**What is expected**
Once you find the line containing "Read all visible content and emit it as JSON.", set down exactly that line and every one after it through the end of the listing below, with both ends included and any pictures omitted.
START Source information
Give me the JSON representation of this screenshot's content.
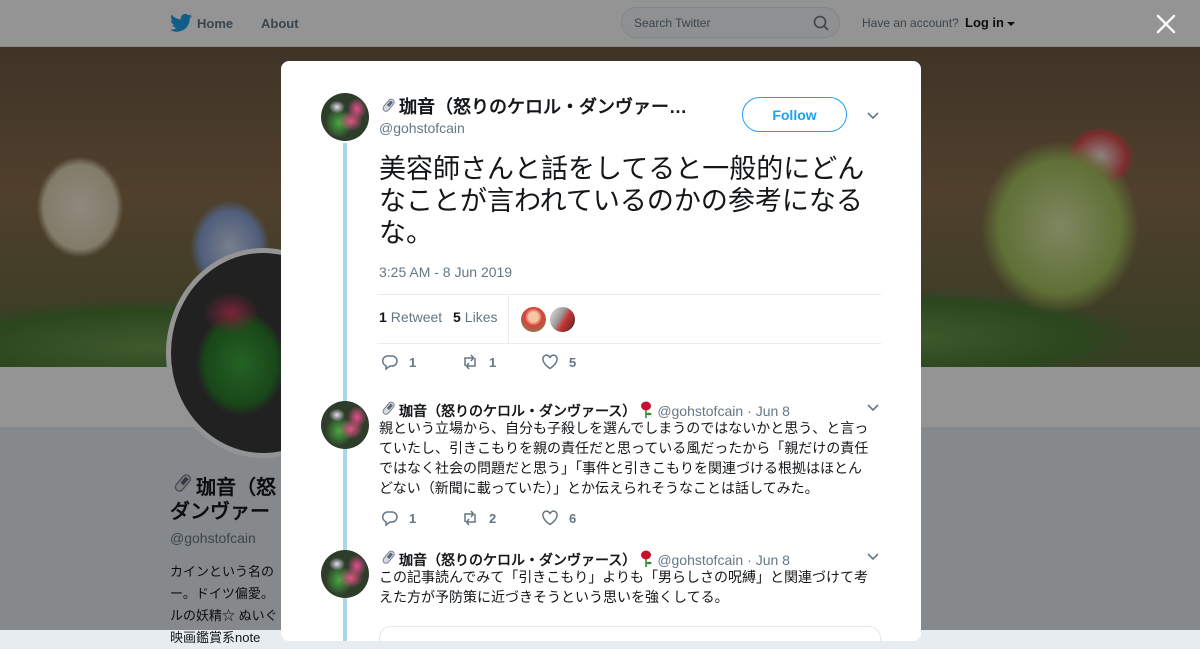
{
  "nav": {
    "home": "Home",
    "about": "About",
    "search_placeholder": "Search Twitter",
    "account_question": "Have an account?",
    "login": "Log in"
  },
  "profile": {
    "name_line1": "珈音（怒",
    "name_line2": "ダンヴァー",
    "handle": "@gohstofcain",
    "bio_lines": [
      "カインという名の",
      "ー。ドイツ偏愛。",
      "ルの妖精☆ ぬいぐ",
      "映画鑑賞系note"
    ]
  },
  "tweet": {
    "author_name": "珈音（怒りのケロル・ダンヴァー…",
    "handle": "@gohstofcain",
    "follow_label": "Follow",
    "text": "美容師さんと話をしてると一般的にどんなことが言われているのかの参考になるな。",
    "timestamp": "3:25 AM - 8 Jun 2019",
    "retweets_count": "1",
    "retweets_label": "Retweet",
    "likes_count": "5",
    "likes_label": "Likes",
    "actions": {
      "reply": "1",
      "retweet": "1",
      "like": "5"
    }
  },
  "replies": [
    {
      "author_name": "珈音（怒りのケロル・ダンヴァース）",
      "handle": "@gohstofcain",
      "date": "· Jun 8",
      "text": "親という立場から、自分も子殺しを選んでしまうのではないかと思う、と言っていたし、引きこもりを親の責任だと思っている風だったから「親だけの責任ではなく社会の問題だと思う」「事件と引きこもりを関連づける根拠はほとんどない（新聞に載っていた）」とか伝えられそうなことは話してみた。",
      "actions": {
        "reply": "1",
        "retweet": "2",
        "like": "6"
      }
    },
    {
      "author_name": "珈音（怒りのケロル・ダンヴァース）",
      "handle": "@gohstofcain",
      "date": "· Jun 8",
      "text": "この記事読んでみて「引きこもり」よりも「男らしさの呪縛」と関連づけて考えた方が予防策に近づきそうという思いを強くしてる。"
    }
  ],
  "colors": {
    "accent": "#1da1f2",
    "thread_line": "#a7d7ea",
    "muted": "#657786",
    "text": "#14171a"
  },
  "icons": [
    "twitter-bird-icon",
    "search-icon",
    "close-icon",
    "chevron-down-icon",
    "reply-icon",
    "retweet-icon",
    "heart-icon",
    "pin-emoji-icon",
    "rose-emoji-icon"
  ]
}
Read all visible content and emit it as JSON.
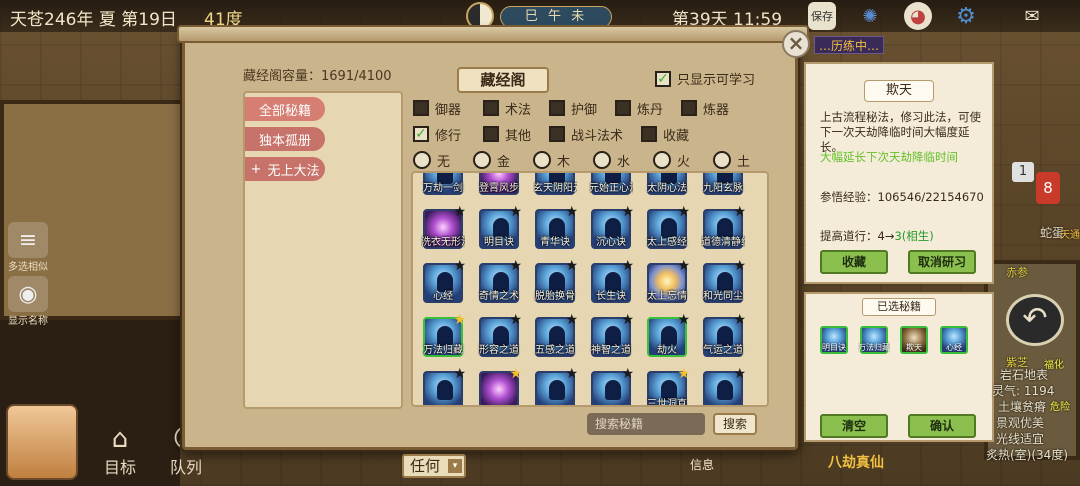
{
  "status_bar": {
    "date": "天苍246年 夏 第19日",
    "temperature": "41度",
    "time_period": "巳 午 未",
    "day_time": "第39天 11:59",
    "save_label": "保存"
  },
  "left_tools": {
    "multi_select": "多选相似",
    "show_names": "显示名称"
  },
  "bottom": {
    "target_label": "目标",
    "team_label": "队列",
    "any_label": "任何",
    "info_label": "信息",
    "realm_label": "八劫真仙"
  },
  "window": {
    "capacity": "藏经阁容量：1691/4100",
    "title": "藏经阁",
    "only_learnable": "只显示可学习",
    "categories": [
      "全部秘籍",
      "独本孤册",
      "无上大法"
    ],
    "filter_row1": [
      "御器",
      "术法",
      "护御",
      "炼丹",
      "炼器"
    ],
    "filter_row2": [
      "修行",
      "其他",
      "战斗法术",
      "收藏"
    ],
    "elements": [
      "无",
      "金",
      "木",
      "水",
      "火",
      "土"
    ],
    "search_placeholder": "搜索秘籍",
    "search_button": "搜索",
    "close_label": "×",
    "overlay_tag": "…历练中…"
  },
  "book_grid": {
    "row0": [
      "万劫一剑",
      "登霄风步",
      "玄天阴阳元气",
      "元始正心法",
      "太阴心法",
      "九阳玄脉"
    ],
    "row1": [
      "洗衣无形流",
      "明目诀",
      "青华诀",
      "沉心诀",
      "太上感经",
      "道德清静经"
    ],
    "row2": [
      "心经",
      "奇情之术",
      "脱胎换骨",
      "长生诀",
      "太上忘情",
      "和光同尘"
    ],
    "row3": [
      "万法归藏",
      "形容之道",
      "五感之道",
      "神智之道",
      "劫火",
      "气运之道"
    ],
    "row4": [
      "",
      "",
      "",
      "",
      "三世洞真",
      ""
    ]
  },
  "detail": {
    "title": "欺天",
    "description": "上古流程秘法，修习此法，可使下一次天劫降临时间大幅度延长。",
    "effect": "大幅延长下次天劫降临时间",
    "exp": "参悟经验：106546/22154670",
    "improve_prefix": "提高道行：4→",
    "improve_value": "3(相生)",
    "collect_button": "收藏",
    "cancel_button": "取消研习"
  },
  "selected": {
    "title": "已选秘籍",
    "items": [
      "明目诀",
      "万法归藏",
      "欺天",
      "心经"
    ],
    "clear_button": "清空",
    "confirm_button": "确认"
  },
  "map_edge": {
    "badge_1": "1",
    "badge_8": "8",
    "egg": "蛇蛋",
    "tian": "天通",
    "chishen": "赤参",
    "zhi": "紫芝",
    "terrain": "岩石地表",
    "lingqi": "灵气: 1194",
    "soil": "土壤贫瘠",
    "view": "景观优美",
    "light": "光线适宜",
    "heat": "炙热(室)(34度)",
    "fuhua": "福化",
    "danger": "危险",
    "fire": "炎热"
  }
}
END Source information
**Reply**
Read all visible content and emit it as JSON.
{
  "status_bar": {
    "date": "天苍246年 夏 第19日",
    "temperature": "41度",
    "time_period": "巳 午 未",
    "day_time": "第39天 11:59",
    "save_label": "保存"
  },
  "left_tools": {
    "multi_select": "多选相似",
    "show_names": "显示名称"
  },
  "bottom": {
    "target_label": "目标",
    "team_label": "队列",
    "any_label": "任何",
    "info_label": "信息",
    "realm_label": "八劫真仙"
  },
  "window": {
    "capacity": "藏经阁容量：1691/4100",
    "title": "藏经阁",
    "only_learnable": "只显示可学习",
    "categories": [
      "全部秘籍",
      "独本孤册",
      "无上大法"
    ],
    "filter_row1": [
      "御器",
      "术法",
      "护御",
      "炼丹",
      "炼器"
    ],
    "filter_row2": [
      "修行",
      "其他",
      "战斗法术",
      "收藏"
    ],
    "elements": [
      "无",
      "金",
      "木",
      "水",
      "火",
      "土"
    ],
    "search_placeholder": "搜索秘籍",
    "search_button": "搜索",
    "close_label": "×",
    "overlay_tag": "…历练中…"
  },
  "book_grid": {
    "row0": [
      "万劫一剑",
      "登霄风步",
      "玄天阴阳元气",
      "元始正心法",
      "太阴心法",
      "九阳玄脉"
    ],
    "row1": [
      "洗衣无形流",
      "明目诀",
      "青华诀",
      "沉心诀",
      "太上感经",
      "道德清静经"
    ],
    "row2": [
      "心经",
      "奇情之术",
      "脱胎换骨",
      "长生诀",
      "太上忘情",
      "和光同尘"
    ],
    "row3": [
      "万法归藏",
      "形容之道",
      "五感之道",
      "神智之道",
      "劫火",
      "气运之道"
    ],
    "row4": [
      "",
      "",
      "",
      "",
      "三世洞真",
      ""
    ]
  },
  "detail": {
    "title": "欺天",
    "description": "上古流程秘法，修习此法，可使下一次天劫降临时间大幅度延长。",
    "effect": "大幅延长下次天劫降临时间",
    "exp": "参悟经验：106546/22154670",
    "improve_prefix": "提高道行：4→",
    "improve_value": "3(相生)",
    "collect_button": "收藏",
    "cancel_button": "取消研习"
  },
  "selected": {
    "title": "已选秘籍",
    "items": [
      "明目诀",
      "万法归藏",
      "欺天",
      "心经"
    ],
    "clear_button": "清空",
    "confirm_button": "确认"
  },
  "map_edge": {
    "badge_1": "1",
    "badge_8": "8",
    "egg": "蛇蛋",
    "tian": "天通",
    "chishen": "赤参",
    "zhi": "紫芝",
    "terrain": "岩石地表",
    "lingqi": "灵气: 1194",
    "soil": "土壤贫瘠",
    "view": "景观优美",
    "light": "光线适宜",
    "heat": "炙热(室)(34度)",
    "fuhua": "福化",
    "danger": "危险",
    "fire": "炎热"
  }
}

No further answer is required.